Asset Inventory/ Mapping and Condition Assessment
The first step in managing utility assets is to complete a comprehensive inventory of system components (i.e., pipes, valves, tanks, pumps, wells, treatment facilities, hydrants, and any other components that make up the system). Once identified and catalogued, the next critical steps are to locate or map the assets, determine their condition, and establish the remaining useful life of each identified and catalogued component.
Inventorying and mapping may occur in stages based on the level of detail of the system components included. These stages could include:
- Basic/ threshold (where the key components of the system are inventoried and mapped, such as water mains and trunks and pumps);
- Intermediate (more detail such as motors of pumps identified in first stage);
- Advanced (for example, laterals to water mains and trunks included)
The purpose of this Asset Management component is to ensure that most system assets have been inventoried and that their condition and remaining useful life have been considered and documented. Having an inventory of assets that includes both spatial location and condition will help inform future management and capital project decisions. Put simply, this endeavor serves as the essential bridge that can demonstrate how the utility arrived at priorities within its O&M and Capital Improvement Plans and Financial Management Strategy.
- Asset Identification:
- Locate/Identify the assets.
- Develop a numbering system or nomenclature (unique identifier) that will facilitate identifying the asset, or reverse lookup, at a future date;
- Determine the remaining life and value of the assets;
Determine the energy use of the assetsThe best method of gathering information about energy use by an individual asset is actual metered energy usage; however, most utilities don’t have energy meters on each piece of equipment that uses energy and some utilities may only have one master energy meter that indicates overall energy use. In these cases, estimates will have to be made of asset energy use based on load, performance factors, equipment efficiencies, operator experiences, manufacturer’s data, and reference guides. A particular reference guide that may be helpful is EPA’s Energy Star Program.
- Developing an Asset Inventory:
Once the answers to the questions in the previous section are determined (what assets the water system owns, where each component is located, what condition it is in, and what type and how much energy does it use), the information must be organized in an asset inventory.
- Asset Mapping:
Mapping of a system’s inventoried assets is another critical component of asset management. It is strongly recommended that each utility map its inventoried horizontal assets (such as interceptor pipelines and collection system lines or mains and laterals) in an
acceptable digitized GIS formatDigital mapping shall conform to the “New Jersey Department of Environmental Protection Mapping the Present to Protect New Jersey’s Future: Mapping and Digital Data Standards,” in N.J.A.C. 7:1D, Appendix A. Guidance related to the mapping and digital data standards is available at the DEP’s website at https://www.state.nj.us/dep/gis.
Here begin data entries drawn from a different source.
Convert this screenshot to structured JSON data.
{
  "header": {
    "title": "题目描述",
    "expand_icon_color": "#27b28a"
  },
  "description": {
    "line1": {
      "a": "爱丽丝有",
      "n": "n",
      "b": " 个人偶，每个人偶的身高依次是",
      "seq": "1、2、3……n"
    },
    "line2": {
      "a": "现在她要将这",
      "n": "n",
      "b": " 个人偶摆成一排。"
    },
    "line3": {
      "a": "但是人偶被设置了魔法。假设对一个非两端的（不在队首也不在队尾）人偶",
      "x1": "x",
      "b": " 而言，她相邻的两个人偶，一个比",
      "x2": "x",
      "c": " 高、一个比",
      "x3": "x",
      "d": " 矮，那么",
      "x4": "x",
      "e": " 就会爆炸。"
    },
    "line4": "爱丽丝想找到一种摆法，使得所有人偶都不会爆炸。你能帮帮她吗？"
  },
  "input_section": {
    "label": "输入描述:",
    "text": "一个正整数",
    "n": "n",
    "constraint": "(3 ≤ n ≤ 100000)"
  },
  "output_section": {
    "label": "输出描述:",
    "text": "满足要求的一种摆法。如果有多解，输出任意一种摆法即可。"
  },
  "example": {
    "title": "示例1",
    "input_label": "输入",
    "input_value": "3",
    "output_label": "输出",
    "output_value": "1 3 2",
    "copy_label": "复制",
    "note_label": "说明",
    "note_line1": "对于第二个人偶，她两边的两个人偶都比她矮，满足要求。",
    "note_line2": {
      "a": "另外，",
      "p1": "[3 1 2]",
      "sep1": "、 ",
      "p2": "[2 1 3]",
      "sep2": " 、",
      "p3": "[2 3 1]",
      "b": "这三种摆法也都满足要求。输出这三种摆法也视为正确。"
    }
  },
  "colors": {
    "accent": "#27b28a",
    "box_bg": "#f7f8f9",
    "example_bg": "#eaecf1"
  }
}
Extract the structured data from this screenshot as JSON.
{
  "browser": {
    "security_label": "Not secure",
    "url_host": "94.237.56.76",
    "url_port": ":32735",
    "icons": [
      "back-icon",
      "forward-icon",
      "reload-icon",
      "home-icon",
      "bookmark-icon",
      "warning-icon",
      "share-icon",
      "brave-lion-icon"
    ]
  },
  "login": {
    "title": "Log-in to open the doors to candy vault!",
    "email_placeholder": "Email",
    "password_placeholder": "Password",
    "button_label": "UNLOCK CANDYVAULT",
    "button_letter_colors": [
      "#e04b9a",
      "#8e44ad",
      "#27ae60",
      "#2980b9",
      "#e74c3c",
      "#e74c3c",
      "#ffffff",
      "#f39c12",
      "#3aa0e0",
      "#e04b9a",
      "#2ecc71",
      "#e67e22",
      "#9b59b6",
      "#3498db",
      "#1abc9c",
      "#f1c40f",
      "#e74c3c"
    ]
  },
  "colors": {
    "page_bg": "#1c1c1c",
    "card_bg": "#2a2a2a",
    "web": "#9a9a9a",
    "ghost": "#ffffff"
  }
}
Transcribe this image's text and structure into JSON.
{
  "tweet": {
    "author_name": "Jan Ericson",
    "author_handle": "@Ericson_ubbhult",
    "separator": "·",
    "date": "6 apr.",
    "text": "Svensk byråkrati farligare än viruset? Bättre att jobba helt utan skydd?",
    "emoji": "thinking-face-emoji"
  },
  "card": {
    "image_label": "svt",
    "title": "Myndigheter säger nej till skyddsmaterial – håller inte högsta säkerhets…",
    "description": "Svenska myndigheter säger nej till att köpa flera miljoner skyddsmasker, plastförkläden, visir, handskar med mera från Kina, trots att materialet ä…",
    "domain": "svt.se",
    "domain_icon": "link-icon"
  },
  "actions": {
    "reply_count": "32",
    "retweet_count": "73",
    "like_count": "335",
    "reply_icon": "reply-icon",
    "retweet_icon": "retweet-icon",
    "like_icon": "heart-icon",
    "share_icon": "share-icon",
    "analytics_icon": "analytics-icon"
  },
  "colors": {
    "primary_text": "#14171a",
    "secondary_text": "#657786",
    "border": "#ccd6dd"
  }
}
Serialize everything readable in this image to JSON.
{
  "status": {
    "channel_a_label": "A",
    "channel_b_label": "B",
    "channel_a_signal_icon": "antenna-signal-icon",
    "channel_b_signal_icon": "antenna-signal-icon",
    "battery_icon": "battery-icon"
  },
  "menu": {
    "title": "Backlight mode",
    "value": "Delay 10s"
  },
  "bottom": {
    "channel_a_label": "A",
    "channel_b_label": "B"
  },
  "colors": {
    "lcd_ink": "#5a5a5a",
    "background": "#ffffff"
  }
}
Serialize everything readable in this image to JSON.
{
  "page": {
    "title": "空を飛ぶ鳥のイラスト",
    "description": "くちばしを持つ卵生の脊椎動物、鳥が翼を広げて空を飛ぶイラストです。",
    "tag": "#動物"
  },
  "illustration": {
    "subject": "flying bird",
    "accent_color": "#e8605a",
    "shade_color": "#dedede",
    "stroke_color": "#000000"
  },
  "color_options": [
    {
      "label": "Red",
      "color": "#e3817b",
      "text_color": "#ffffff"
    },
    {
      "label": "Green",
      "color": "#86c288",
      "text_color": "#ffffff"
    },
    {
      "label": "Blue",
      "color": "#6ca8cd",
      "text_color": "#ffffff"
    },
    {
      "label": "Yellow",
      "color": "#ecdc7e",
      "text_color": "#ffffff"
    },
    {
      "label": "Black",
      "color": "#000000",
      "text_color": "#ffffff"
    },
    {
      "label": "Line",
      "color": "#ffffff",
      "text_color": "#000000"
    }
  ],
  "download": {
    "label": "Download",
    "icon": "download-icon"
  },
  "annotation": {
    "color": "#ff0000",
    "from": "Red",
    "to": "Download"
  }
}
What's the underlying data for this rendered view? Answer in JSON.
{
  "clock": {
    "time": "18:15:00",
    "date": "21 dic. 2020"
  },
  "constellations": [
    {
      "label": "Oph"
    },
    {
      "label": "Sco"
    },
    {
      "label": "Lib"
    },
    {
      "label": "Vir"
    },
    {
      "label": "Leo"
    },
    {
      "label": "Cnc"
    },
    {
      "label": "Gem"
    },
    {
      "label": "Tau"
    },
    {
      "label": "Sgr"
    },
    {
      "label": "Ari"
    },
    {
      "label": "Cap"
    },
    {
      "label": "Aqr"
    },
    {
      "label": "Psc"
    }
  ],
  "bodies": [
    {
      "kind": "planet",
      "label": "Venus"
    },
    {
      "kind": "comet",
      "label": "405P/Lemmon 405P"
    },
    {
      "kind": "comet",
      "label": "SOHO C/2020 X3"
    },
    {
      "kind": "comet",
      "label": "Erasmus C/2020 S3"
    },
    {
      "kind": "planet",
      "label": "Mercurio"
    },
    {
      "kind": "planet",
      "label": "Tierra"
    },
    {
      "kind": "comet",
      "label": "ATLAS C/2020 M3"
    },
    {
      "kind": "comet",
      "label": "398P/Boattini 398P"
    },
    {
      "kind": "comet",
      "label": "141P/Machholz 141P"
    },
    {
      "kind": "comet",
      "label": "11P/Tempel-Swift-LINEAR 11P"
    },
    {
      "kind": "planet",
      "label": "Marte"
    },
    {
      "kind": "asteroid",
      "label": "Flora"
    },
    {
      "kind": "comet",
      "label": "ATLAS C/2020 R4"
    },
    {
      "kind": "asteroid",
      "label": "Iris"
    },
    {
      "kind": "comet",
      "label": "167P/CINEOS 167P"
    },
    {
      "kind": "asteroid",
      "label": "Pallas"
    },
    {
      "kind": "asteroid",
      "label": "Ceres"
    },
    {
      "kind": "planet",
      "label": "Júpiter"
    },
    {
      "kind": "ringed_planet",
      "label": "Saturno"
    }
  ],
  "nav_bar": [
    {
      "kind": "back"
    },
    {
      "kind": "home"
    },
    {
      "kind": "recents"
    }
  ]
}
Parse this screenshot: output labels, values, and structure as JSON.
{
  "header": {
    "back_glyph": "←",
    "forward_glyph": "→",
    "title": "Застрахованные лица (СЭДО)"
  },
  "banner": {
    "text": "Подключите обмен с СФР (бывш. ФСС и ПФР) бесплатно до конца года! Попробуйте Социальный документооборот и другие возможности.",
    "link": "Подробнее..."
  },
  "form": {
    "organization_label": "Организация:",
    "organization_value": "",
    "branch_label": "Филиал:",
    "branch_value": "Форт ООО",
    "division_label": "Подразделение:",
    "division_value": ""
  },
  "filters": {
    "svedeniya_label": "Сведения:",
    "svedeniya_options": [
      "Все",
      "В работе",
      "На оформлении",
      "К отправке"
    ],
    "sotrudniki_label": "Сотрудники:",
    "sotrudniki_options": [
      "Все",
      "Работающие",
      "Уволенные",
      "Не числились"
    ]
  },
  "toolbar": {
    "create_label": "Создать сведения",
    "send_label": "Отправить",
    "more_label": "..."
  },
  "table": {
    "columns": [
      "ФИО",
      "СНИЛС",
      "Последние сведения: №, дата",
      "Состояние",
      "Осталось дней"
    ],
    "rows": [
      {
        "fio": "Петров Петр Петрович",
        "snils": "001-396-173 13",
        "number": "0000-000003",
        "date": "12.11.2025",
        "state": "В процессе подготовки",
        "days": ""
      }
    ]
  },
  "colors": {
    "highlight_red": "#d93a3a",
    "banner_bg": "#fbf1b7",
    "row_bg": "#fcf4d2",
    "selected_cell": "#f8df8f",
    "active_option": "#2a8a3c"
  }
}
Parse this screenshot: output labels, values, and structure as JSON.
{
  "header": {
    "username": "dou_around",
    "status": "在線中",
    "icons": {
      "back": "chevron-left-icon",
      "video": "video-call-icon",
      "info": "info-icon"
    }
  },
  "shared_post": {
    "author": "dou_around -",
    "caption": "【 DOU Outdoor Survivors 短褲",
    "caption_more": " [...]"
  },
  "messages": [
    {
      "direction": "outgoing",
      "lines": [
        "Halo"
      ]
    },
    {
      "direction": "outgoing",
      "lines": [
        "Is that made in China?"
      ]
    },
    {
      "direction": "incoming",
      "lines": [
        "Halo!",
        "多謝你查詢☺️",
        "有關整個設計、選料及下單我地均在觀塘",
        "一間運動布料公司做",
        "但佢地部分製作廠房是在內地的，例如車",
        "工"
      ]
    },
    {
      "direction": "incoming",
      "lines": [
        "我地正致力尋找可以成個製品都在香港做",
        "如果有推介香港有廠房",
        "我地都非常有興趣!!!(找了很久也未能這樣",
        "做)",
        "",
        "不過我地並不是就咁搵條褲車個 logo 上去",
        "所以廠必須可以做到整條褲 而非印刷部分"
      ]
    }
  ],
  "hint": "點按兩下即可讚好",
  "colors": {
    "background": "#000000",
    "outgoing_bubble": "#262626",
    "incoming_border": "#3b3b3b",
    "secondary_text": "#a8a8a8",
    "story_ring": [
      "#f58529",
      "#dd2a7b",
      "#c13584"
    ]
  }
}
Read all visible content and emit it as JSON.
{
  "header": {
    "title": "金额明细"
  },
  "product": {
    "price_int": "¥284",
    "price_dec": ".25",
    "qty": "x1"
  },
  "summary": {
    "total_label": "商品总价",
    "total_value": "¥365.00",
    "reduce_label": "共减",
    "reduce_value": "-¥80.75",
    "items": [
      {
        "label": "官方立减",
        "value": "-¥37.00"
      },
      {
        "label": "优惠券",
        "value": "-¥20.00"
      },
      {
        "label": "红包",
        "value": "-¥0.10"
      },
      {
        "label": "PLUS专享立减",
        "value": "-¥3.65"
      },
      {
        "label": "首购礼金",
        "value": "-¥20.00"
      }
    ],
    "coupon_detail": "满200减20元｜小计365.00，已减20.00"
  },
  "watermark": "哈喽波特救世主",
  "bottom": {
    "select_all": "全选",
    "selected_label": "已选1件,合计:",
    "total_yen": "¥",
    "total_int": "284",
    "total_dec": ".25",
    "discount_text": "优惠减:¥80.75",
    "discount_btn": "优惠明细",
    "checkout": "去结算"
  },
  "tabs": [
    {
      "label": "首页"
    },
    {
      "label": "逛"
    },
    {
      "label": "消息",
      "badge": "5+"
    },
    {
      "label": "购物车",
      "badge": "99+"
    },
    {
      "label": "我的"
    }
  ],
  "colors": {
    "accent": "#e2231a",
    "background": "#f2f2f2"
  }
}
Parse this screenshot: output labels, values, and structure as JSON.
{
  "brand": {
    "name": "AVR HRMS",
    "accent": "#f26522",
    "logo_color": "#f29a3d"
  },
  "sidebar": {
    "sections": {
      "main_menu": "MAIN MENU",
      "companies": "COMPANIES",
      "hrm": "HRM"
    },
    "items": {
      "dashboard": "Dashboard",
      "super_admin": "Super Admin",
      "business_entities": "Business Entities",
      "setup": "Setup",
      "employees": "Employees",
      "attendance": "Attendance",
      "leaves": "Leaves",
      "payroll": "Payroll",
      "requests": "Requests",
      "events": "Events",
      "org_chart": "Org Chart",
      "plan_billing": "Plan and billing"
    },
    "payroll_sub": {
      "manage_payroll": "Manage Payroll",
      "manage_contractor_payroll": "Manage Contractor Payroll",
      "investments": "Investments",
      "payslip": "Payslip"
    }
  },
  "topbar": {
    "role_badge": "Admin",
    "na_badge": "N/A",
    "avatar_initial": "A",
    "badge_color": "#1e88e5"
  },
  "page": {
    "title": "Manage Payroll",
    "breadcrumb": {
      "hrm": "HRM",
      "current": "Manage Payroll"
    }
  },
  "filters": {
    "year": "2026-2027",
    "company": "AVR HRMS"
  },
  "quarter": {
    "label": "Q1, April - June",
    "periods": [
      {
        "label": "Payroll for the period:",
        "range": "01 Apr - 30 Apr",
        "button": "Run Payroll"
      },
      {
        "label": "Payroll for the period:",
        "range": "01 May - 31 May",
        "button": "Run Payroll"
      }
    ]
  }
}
The Department will provide its GIS theme coverage(s), associated metadata and digital data transfer standards, as established at N.J.A.C. 7:1D, Appendix A, at the request of the applicant.. Linking an asset inventory with digitized geospatial data of system assets allows for a detailed mapping of the system that offers many benefits:
- Allows the utility to quickly and easily locate assets for inspections, maintenance, and protection/recovery during or after an emergency/event;
- Promotes effective decision-making;
- Reduces time, energy and disruption (e.g. roadway excavation/detours) that otherwise would be spent attempting to locate certain assets;
- Enhances personnel succession planning – institutional knowledge of system assets often leaves with personnel as they move on to other positions or retire;
- The GIS format is consistent with the Department’s mapping and data record system.
The asset inventory or part of an AM Plan should identify how up-to-date asset maps can be accessed.
- Condition Assessment/ Remaining Useful Life:
Determining the original life span as well as the useful (remaining) life of each infrastructure component is essential for prioritizing asset improvements and cash reserve needs. Infrastructure asset characteristics, such as the date of installation, construction materials, repair history and environmental conditions, allow for a qualified assessment of the condition of the system’s components and how much longer they may reliably be expected to remain in service. In order to do this, an estimate of the remaining useful life of each of the inventoried assets is needed.
The useful life of each infrastructure component can be determined by using the manufacturer’s recommendations or estimates from industry guidance for specific types of components. The useful life values can be adjusted based on the specific circumstances and experiences of the utility such as the component’s service history and current condition. The relative condition of each of the inventoried assets can be assessed by using a ranking scale based on extent of deterioration or ability to be repaired/ serviced. For example, on a scale of 1-5, 1= new or excellent condition; 3=moderate deterioration